Data for analysis START
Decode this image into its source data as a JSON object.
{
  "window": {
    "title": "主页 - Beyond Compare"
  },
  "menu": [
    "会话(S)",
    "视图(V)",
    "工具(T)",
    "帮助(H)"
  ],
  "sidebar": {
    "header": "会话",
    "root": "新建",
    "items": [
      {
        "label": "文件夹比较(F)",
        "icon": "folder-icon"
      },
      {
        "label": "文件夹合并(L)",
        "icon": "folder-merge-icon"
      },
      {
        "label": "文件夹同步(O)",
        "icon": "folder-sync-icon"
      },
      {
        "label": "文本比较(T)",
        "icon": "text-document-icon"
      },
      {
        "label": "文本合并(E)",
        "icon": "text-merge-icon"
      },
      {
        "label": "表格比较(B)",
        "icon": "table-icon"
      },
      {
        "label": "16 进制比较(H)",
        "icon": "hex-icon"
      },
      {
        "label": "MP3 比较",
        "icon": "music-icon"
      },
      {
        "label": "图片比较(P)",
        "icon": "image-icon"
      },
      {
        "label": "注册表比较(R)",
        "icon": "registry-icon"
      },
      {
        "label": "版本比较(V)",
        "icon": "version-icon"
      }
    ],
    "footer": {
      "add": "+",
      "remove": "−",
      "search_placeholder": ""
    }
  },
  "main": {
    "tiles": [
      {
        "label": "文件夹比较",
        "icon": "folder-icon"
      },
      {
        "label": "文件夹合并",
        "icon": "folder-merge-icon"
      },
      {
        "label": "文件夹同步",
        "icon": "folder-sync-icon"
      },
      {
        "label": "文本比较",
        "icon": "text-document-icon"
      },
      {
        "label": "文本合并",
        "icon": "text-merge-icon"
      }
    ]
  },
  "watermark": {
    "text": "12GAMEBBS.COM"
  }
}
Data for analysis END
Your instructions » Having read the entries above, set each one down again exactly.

Written solution »
Decode this image into its source data as a JSON object.
{
  "window": {
    "title": "主页 - Beyond Compare"
  },
  "menu": [
    "会话(S)",
    "视图(V)",
    "工具(T)",
    "帮助(H)"
  ],
  "sidebar": {
    "header": "会话",
    "root": "新建",
    "items": [
      {
        "label": "文件夹比较(F)",
        "icon": "folder-icon"
      },
      {
        "label": "文件夹合并(L)",
        "icon": "folder-merge-icon"
      },
      {
        "label": "文件夹同步(O)",
        "icon": "folder-sync-icon"
      },
      {
        "label": "文本比较(T)",
        "icon": "text-document-icon"
      },
      {
        "label": "文本合并(E)",
        "icon": "text-merge-icon"
      },
      {
        "label": "表格比较(B)",
        "icon": "table-icon"
      },
      {
        "label": "16 进制比较(H)",
        "icon": "hex-icon"
      },
      {
        "label": "MP3 比较",
        "icon": "music-icon"
      },
      {
        "label": "图片比较(P)",
        "icon": "image-icon"
      },
      {
        "label": "注册表比较(R)",
        "icon": "registry-icon"
      },
      {
        "label": "版本比较(V)",
        "icon": "version-icon"
      }
    ],
    "footer": {
      "add": "+",
      "remove": "−",
      "search_placeholder": ""
    }
  },
  "main": {
    "tiles": [
      {
        "label": "文件夹比较",
        "icon": "folder-icon"
      },
      {
        "label": "文件夹合并",
        "icon": "folder-merge-icon"
      },
      {
        "label": "文件夹同步",
        "icon": "folder-sync-icon"
      },
      {
        "label": "文本比较",
        "icon": "text-document-icon"
      },
      {
        "label": "文本合并",
        "icon": "text-merge-icon"
      }
    ]
  },
  "watermark": {
    "text": "12GAMEBBS.COM"
  }
}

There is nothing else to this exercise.